→ What this task involves:
Quote the whole listing exactly. Leave the pictures out of your copy.

Input records below:

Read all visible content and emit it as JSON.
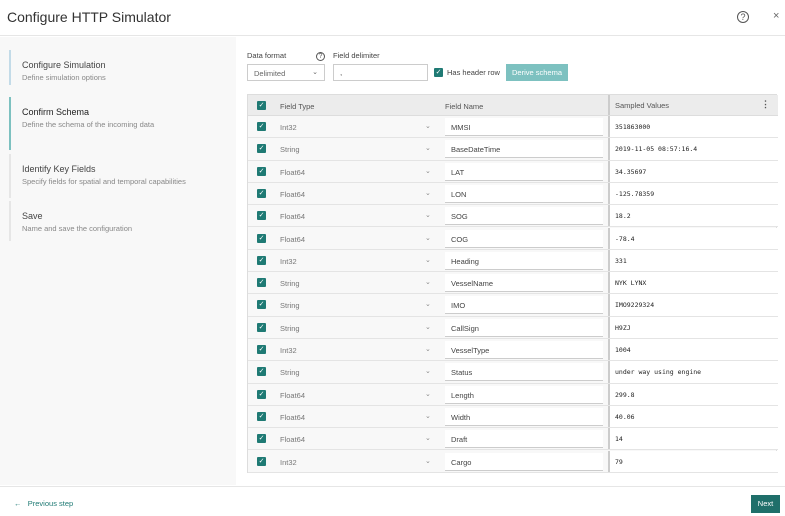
{
  "header": {
    "title": "Configure HTTP Simulator",
    "help_icon": "?",
    "close_icon": "×"
  },
  "steps": [
    {
      "title": "Configure Simulation",
      "desc": "Define simulation options"
    },
    {
      "title": "Confirm Schema",
      "desc": "Define the schema of the incoming data"
    },
    {
      "title": "Identify Key Fields",
      "desc": "Specify fields for spatial and temporal capabilities"
    },
    {
      "title": "Save",
      "desc": "Name and save the configuration"
    }
  ],
  "form": {
    "data_format_label": "Data format",
    "data_format_value": "Delimited",
    "help_icon": "?",
    "delimiter_label": "Field delimiter",
    "delimiter_value": ",",
    "header_row_label": "Has header row",
    "derive_label": "Derive schema"
  },
  "table": {
    "headers": [
      "Field Type",
      "Field Name",
      "Sampled Values"
    ],
    "rows": [
      [
        "Int32",
        "MMSI",
        "351863000"
      ],
      [
        "String",
        "BaseDateTime",
        "2019-11-05 08:57:16.4"
      ],
      [
        "Float64",
        "LAT",
        "34.35697"
      ],
      [
        "Float64",
        "LON",
        "-125.78359"
      ],
      [
        "Float64",
        "SOG",
        "18.2"
      ],
      [
        "Float64",
        "COG",
        "-78.4"
      ],
      [
        "Int32",
        "Heading",
        "331"
      ],
      [
        "String",
        "VesselName",
        "NYK LYNX"
      ],
      [
        "String",
        "IMO",
        "IMO9229324"
      ],
      [
        "String",
        "CallSign",
        "H9ZJ"
      ],
      [
        "Int32",
        "VesselType",
        "1004"
      ],
      [
        "String",
        "Status",
        "under way using engine"
      ],
      [
        "Float64",
        "Length",
        "299.8"
      ],
      [
        "Float64",
        "Width",
        "40.06"
      ],
      [
        "Float64",
        "Draft",
        "14"
      ],
      [
        "Int32",
        "Cargo",
        "79"
      ]
    ]
  },
  "footer": {
    "prev_label": "Previous step",
    "next_label": "Next"
  }
}
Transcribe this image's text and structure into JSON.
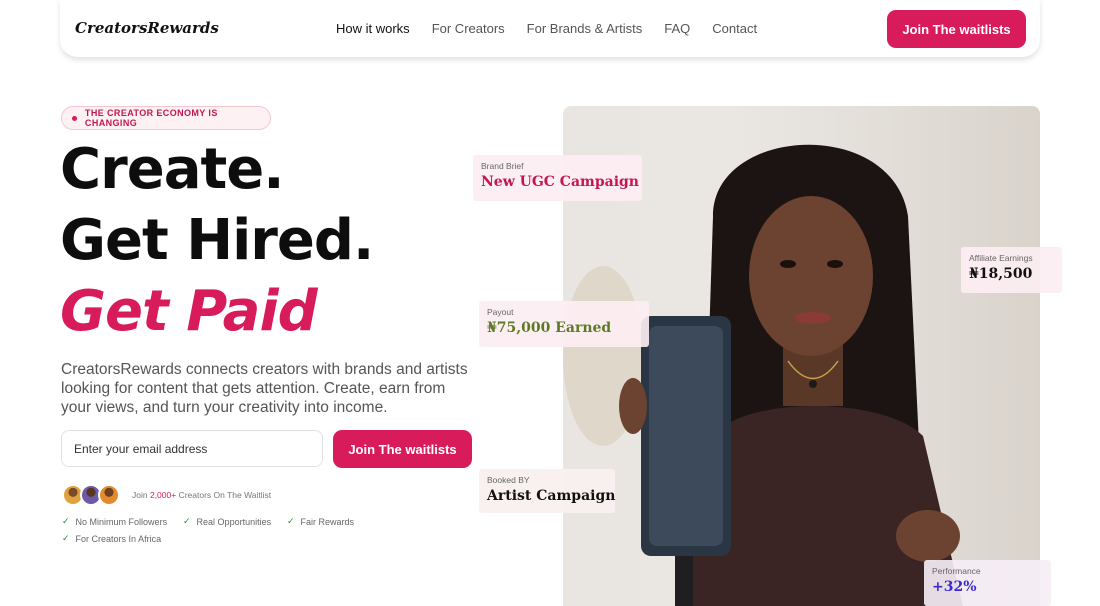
{
  "nav": {
    "logo": "CreatorsRewards",
    "links": [
      {
        "label": "How it works"
      },
      {
        "label": "For Creators"
      },
      {
        "label": "For Brands & Artists"
      },
      {
        "label": "FAQ"
      },
      {
        "label": "Contact"
      }
    ],
    "cta": "Join The waitlists"
  },
  "hero": {
    "badge": "THE CREATOR ECONOMY IS CHANGING",
    "headline": [
      "Create.",
      "Get Hired.",
      "Get Paid"
    ],
    "description": "CreatorsRewards connects creators with brands and artists looking for content that gets attention. Create, earn from your views, and turn your creativity into income.",
    "email_placeholder": "Enter your email address",
    "cta": "Join The waitlists",
    "join_prefix": "Join ",
    "join_count": "2,000+",
    "join_suffix": " Creators On The Waitlist",
    "checks": [
      "No Minimum Followers",
      "Real Opportunities",
      "Fair Rewards",
      "For Creators In Africa"
    ]
  },
  "cards": {
    "brief": {
      "label": "Brand Brief",
      "value": "New UGC Campaign"
    },
    "affiliate": {
      "label": "Affiliate Earnings",
      "value": "₦18,500"
    },
    "payout": {
      "label": "Payout",
      "value": "₦75,000 Earned"
    },
    "booked": {
      "label": "Booked BY",
      "value": "Artist Campaign"
    },
    "performance": {
      "label": "Performance",
      "value": "+32%"
    }
  },
  "colors": {
    "accent": "#d81b5b",
    "payout_green": "#5e7a26",
    "performance_blue": "#3a2bd1"
  }
}
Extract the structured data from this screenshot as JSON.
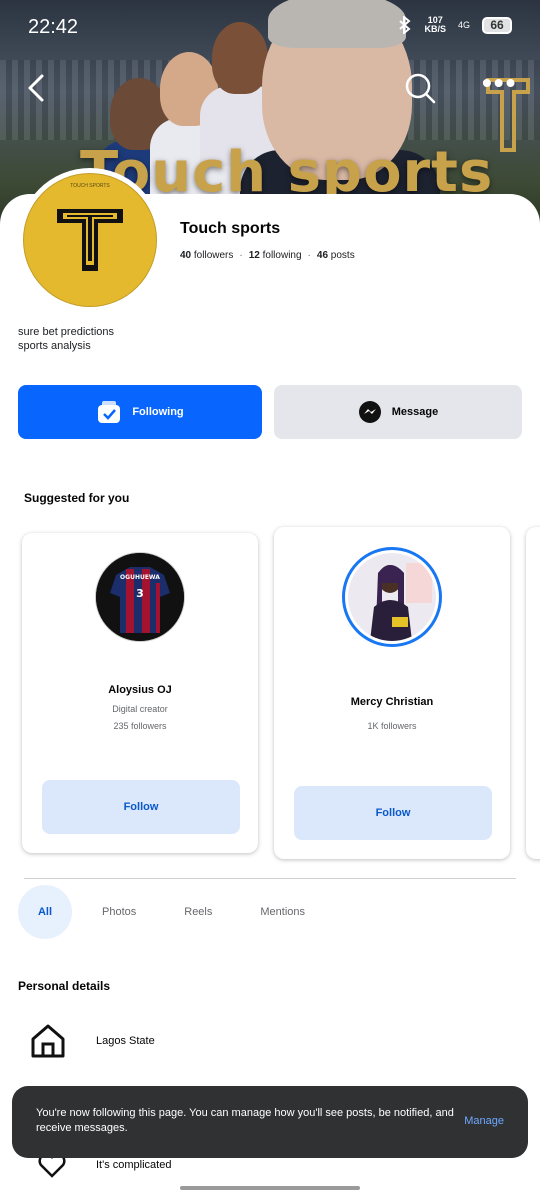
{
  "status_bar": {
    "time": "22:42",
    "net_speed": "107",
    "net_unit": "KB/S",
    "signal": "4G",
    "battery": "66"
  },
  "cover": {
    "text": "Touch sports",
    "bluetooth_icon": "bluetooth-icon"
  },
  "nav": {
    "back_icon": "arrow-left-icon",
    "search_icon": "search-icon",
    "more_icon": "more-dots-icon"
  },
  "profile": {
    "avatar_brand": "TOUCH SPORTS",
    "name": "Touch sports",
    "followers_count": "40",
    "followers_label": "followers",
    "following_count": "12",
    "following_label": "following",
    "posts_count": "46",
    "posts_label": "posts",
    "bio_line1": "sure bet predictions",
    "bio_line2": "sports analysis"
  },
  "actions": {
    "following_label": "Following",
    "message_label": "Message",
    "accent": "#0866ff"
  },
  "suggested": {
    "title": "Suggested for you",
    "cards": [
      {
        "name": "Aloysius OJ",
        "subtitle": "Digital creator",
        "followers": "235 followers",
        "button": "Follow",
        "jersey_name": "OGUHUEWA",
        "jersey_number": "3"
      },
      {
        "name": "Mercy Christian",
        "followers": "1K followers",
        "button": "Follow"
      }
    ]
  },
  "tabs": [
    {
      "label": "All"
    },
    {
      "label": "Photos"
    },
    {
      "label": "Reels"
    },
    {
      "label": "Mentions"
    }
  ],
  "personal_details": {
    "title": "Personal details",
    "items": [
      {
        "icon": "home-icon",
        "label": "Lagos State"
      },
      {
        "icon": "heart-icon",
        "label": "It's complicated"
      }
    ]
  },
  "snackbar": {
    "message": "You're now following this page. You can manage how you'll see posts, be notified, and receive messages.",
    "action": "Manage"
  }
}
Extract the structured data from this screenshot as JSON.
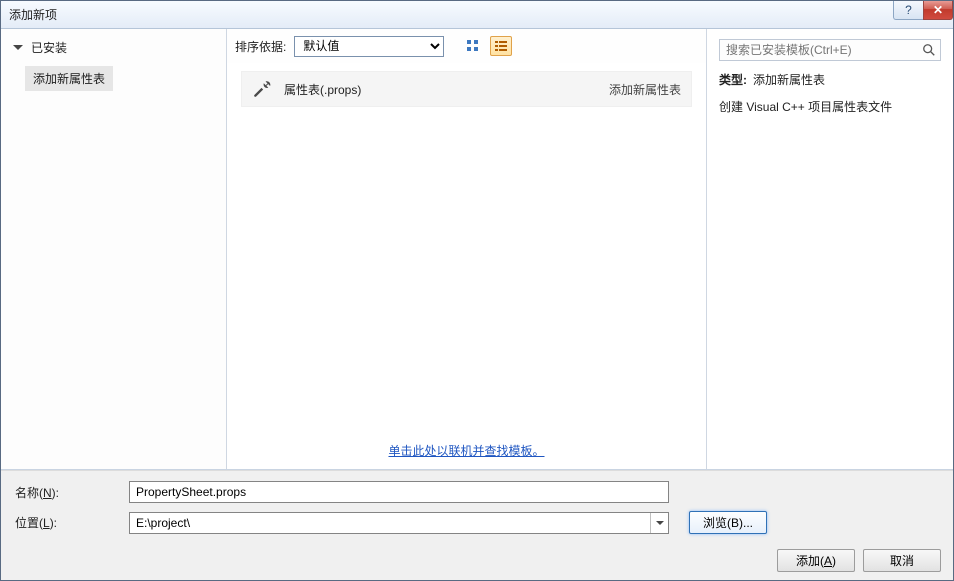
{
  "window": {
    "title": "添加新项"
  },
  "titlebar_buttons": {
    "help": "?",
    "close": "✕"
  },
  "sidebar": {
    "group_label": "已安装",
    "selected_item": "添加新属性表"
  },
  "toolbar": {
    "sort_label": "排序依据:",
    "sort_value": "默认值"
  },
  "search": {
    "placeholder": "搜索已安装模板(Ctrl+E)"
  },
  "template": {
    "name": "属性表(.props)",
    "subtitle": "添加新属性表"
  },
  "info": {
    "type_label": "类型:",
    "type_value": "添加新属性表",
    "description": "创建 Visual C++ 项目属性表文件"
  },
  "online_link": "单击此处以联机并查找模板。",
  "fields": {
    "name_label_prefix": "名称(",
    "name_label_ul": "N",
    "name_label_suffix": "):",
    "name_value": "PropertySheet.props",
    "location_label_prefix": "位置(",
    "location_label_ul": "L",
    "location_label_suffix": "):",
    "location_value": "E:\\project\\",
    "browse_prefix": "浏览(",
    "browse_ul": "B",
    "browse_suffix": ")..."
  },
  "footer": {
    "add_prefix": "添加(",
    "add_ul": "A",
    "add_suffix": ")",
    "cancel": "取消"
  }
}
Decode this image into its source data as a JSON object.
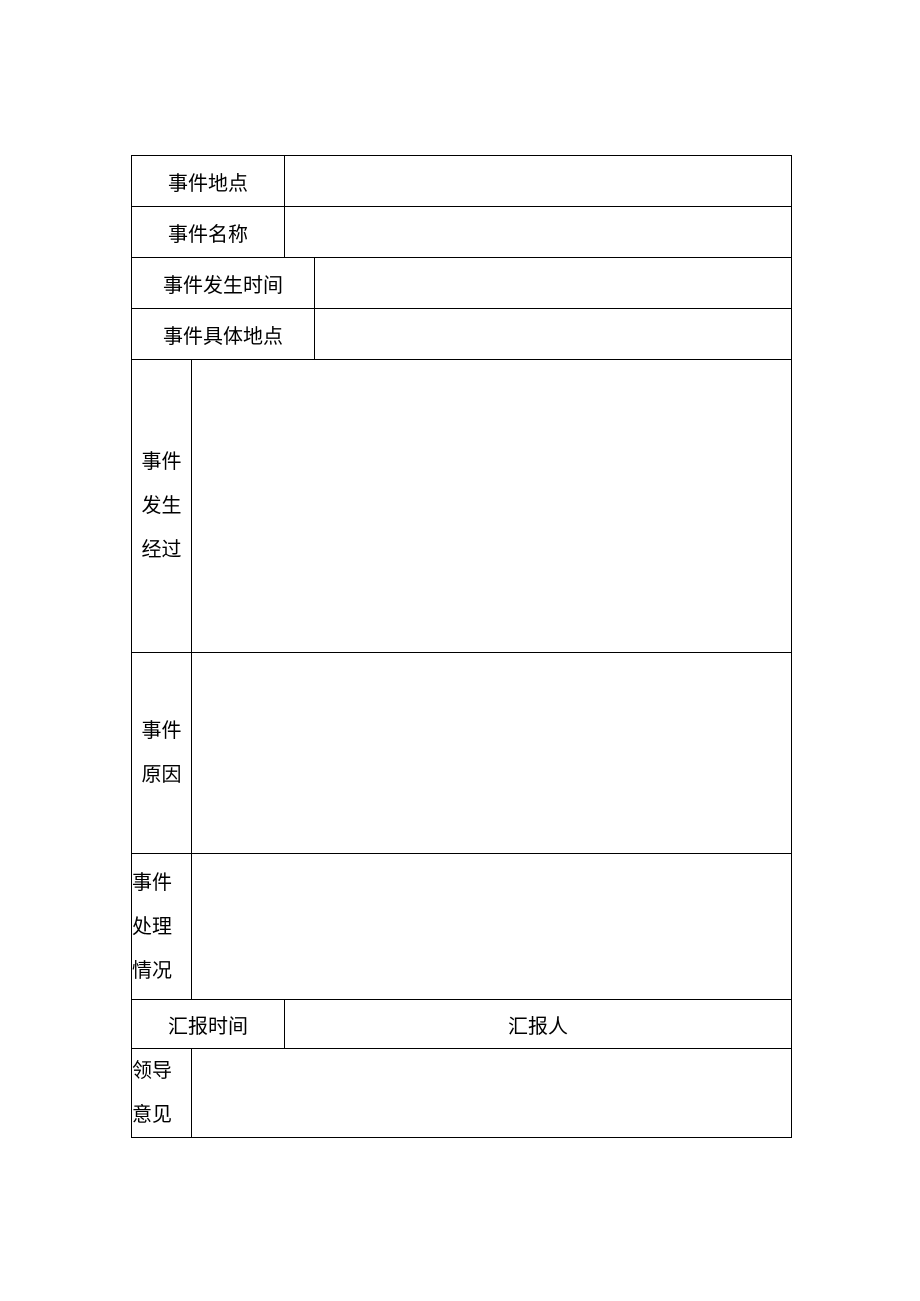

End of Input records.

→ Solution for this exercise:
Read all visible content and emit it as JSON.
{
  "header": {
    "title": "Configure HTTP Simulator",
    "help_icon": "?",
    "close_icon": "×"
  },
  "steps": [
    {
      "title": "Configure Simulation",
      "desc": "Define simulation options"
    },
    {
      "title": "Confirm Schema",
      "desc": "Define the schema of the incoming data"
    },
    {
      "title": "Identify Key Fields",
      "desc": "Specify fields for spatial and temporal capabilities"
    },
    {
      "title": "Save",
      "desc": "Name and save the configuration"
    }
  ],
  "form": {
    "data_format_label": "Data format",
    "data_format_value": "Delimited",
    "help_icon": "?",
    "delimiter_label": "Field delimiter",
    "delimiter_value": ",",
    "header_row_label": "Has header row",
    "derive_label": "Derive schema"
  },
  "table": {
    "headers": [
      "Field Type",
      "Field Name",
      "Sampled Values"
    ],
    "rows": [
      [
        "Int32",
        "MMSI",
        "351863000"
      ],
      [
        "String",
        "BaseDateTime",
        "2019-11-05 08:57:16.4"
      ],
      [
        "Float64",
        "LAT",
        "34.35697"
      ],
      [
        "Float64",
        "LON",
        "-125.78359"
      ],
      [
        "Float64",
        "SOG",
        "18.2"
      ],
      [
        "Float64",
        "COG",
        "-78.4"
      ],
      [
        "Int32",
        "Heading",
        "331"
      ],
      [
        "String",
        "VesselName",
        "NYK LYNX"
      ],
      [
        "String",
        "IMO",
        "IMO9229324"
      ],
      [
        "String",
        "CallSign",
        "H9ZJ"
      ],
      [
        "Int32",
        "VesselType",
        "1004"
      ],
      [
        "String",
        "Status",
        "under way using engine"
      ],
      [
        "Float64",
        "Length",
        "299.8"
      ],
      [
        "Float64",
        "Width",
        "40.06"
      ],
      [
        "Float64",
        "Draft",
        "14"
      ],
      [
        "Int32",
        "Cargo",
        "79"
      ]
    ]
  },
  "footer": {
    "prev_label": "Previous step",
    "next_label": "Next"
  }
}
Transcribe this image's text and structure into JSON.
{
  "nav": {
    "logo": "CreatorsRewards",
    "links": [
      {
        "label": "How it works"
      },
      {
        "label": "For Creators"
      },
      {
        "label": "For Brands & Artists"
      },
      {
        "label": "FAQ"
      },
      {
        "label": "Contact"
      }
    ],
    "cta": "Join The waitlists"
  },
  "hero": {
    "badge": "THE CREATOR ECONOMY IS CHANGING",
    "headline": [
      "Create.",
      "Get Hired.",
      "Get Paid"
    ],
    "description": "CreatorsRewards connects creators with brands and artists looking for content that gets attention. Create, earn from your views, and turn your creativity into income.",
    "email_placeholder": "Enter your email address",
    "cta": "Join The waitlists",
    "join_prefix": "Join ",
    "join_count": "2,000+",
    "join_suffix": " Creators On The Waitlist",
    "checks": [
      "No Minimum Followers",
      "Real Opportunities",
      "Fair Rewards",
      "For Creators In Africa"
    ]
  },
  "cards": {
    "brief": {
      "label": "Brand Brief",
      "value": "New UGC Campaign"
    },
    "affiliate": {
      "label": "Affiliate Earnings",
      "value": "₦18,500"
    },
    "payout": {
      "label": "Payout",
      "value": "₦75,000 Earned"
    },
    "booked": {
      "label": "Booked BY",
      "value": "Artist Campaign"
    },
    "performance": {
      "label": "Performance",
      "value": "+32%"
    }
  },
  "colors": {
    "accent": "#d81b5b",
    "payout_green": "#5e7a26",
    "performance_blue": "#3a2bd1"
  }
}
Extract the structured data from this screenshot as JSON.
{
  "status_bar": {
    "time": "22:42",
    "net_speed": "107",
    "net_unit": "KB/S",
    "signal": "4G",
    "battery": "66"
  },
  "cover": {
    "text": "Touch sports",
    "bluetooth_icon": "bluetooth-icon"
  },
  "nav": {
    "back_icon": "arrow-left-icon",
    "search_icon": "search-icon",
    "more_icon": "more-dots-icon"
  },
  "profile": {
    "avatar_brand": "TOUCH SPORTS",
    "name": "Touch sports",
    "followers_count": "40",
    "followers_label": "followers",
    "following_count": "12",
    "following_label": "following",
    "posts_count": "46",
    "posts_label": "posts",
    "bio_line1": "sure bet predictions",
    "bio_line2": "sports analysis"
  },
  "actions": {
    "following_label": "Following",
    "message_label": "Message",
    "accent": "#0866ff"
  },
  "suggested": {
    "title": "Suggested for you",
    "cards": [
      {
        "name": "Aloysius OJ",
        "subtitle": "Digital creator",
        "followers": "235 followers",
        "button": "Follow",
        "jersey_name": "OGUHUEWA",
        "jersey_number": "3"
      },
      {
        "name": "Mercy Christian",
        "followers": "1K followers",
        "button": "Follow"
      }
    ]
  },
  "tabs": [
    {
      "label": "All"
    },
    {
      "label": "Photos"
    },
    {
      "label": "Reels"
    },
    {
      "label": "Mentions"
    }
  ],
  "personal_details": {
    "title": "Personal details",
    "items": [
      {
        "icon": "home-icon",
        "label": "Lagos State"
      },
      {
        "icon": "heart-icon",
        "label": "It's complicated"
      }
    ]
  },
  "snackbar": {
    "message": "You're now following this page. You can manage how you'll see posts, be notified, and receive messages.",
    "action": "Manage"
  }
}
Extract the structured data from this screenshot as JSON.
{
  "window": {
    "title": "添加新项"
  },
  "titlebar_buttons": {
    "help": "?",
    "close": "✕"
  },
  "sidebar": {
    "group_label": "已安装",
    "selected_item": "添加新属性表"
  },
  "toolbar": {
    "sort_label": "排序依据:",
    "sort_value": "默认值"
  },
  "search": {
    "placeholder": "搜索已安装模板(Ctrl+E)"
  },
  "template": {
    "name": "属性表(.props)",
    "subtitle": "添加新属性表"
  },
  "info": {
    "type_label": "类型:",
    "type_value": "添加新属性表",
    "description": "创建 Visual C++ 项目属性表文件"
  },
  "online_link": "单击此处以联机并查找模板。",
  "fields": {
    "name_label_prefix": "名称(",
    "name_label_ul": "N",
    "name_label_suffix": "):",
    "name_value": "PropertySheet.props",
    "location_label_prefix": "位置(",
    "location_label_ul": "L",
    "location_label_suffix": "):",
    "location_value": "E:\\project\\",
    "browse_prefix": "浏览(",
    "browse_ul": "B",
    "browse_suffix": ")..."
  },
  "footer": {
    "add_prefix": "添加(",
    "add_ul": "A",
    "add_suffix": ")",
    "cancel": "取消"
  }
}
Decode this image into its source data as a JSON object.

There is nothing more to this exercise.